If the world wants to continue consuming more fossil fuels, it has to be willing to accept the risks of more oil spills, a Texas geoscientist and oil industry expert warns.
"Ultimate responsibilities for oil spills lie within a mix of competing demands and expectations -- a mix far more complicated than most people are aware of or are willing to consider," said W.C. "Rusty" Riese, a Houston-based geoscientist and petroleum industry expert who will give a free public lecture at the University of Nebraska-Lincoln's Hardin Hall at 7 p.m. on Wednesday, Nov. 9.
Riese has taught at Houston's Rice University for more than 25 years, writing and lecturing extensively on such topics as economic geology, biogeochemistry, uranium ore deposits and coalbed methane petroleum systems. He holds numerous domestic and international patents from nearly 40 years of working in the mineral and petroleum industries. He is currently an adjunct professor at Rice University, as well as at Colorado State University and the University of New Mexico, where he sits on the Caswell Silver Endowment advisory board.
"In light of interest in and controversies surrounding the possibility for transporting oil-bearing tar sands across Nebraska, we feel very fortunate to be able to offer a speaker of Risee's expertise and experience on this topic," said UNL soil scientist and Conservation and Survey Division director Mark Kuzila.
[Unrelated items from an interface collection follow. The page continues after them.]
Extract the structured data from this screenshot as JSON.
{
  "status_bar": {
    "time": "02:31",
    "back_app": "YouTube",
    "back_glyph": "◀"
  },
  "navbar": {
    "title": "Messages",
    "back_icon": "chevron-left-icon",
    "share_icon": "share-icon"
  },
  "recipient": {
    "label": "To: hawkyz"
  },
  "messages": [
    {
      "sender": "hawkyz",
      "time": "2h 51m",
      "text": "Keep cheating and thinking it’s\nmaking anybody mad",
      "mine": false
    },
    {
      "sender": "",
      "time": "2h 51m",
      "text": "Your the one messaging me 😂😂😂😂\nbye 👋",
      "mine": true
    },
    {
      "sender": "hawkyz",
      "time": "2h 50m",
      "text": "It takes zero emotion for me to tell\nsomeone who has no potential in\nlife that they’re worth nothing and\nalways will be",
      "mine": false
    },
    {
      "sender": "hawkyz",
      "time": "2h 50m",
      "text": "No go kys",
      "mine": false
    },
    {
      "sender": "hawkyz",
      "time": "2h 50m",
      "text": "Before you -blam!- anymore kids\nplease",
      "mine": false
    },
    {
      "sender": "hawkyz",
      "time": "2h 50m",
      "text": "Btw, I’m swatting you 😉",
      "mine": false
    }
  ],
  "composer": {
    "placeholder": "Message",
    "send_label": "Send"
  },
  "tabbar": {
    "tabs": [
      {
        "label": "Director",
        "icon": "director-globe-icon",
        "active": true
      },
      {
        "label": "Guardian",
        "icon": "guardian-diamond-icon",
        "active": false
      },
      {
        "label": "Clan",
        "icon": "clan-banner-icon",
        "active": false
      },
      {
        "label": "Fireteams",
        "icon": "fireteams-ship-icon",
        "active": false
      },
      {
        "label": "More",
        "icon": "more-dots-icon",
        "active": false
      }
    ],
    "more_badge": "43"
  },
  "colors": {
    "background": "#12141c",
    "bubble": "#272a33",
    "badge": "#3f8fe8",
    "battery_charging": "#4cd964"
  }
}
"Corporations supplying (oil) energy have been pressed into increasingly challenging environments to meet demands for inexpensive energy. Unfortunately, as we are reminded by the Gulf of Mexico Deepwater Horizon incident, accidents can happen, the environment can be damaged, and people can lose their lives when we operate at the leading edges of technology," Riese said.
What will continue to drive consumption of fossil fuels will be the conflict between developing nations wanting more of the world's resources and "groups worried that continued dependence on fossil fuels may cause runaway global warming and climate change that could destroy earth's ecosystems," Riese said
Hardin Hall, where the lecture will be held, is on UNL's East Campus at the intersection of North 33rd and Holdrege streets.
UNL's Conservation and Survey Division, which is part of the School of Natural Resources and Institute of Agriculture and Natural Resources, is sponsoring Riese's lecture.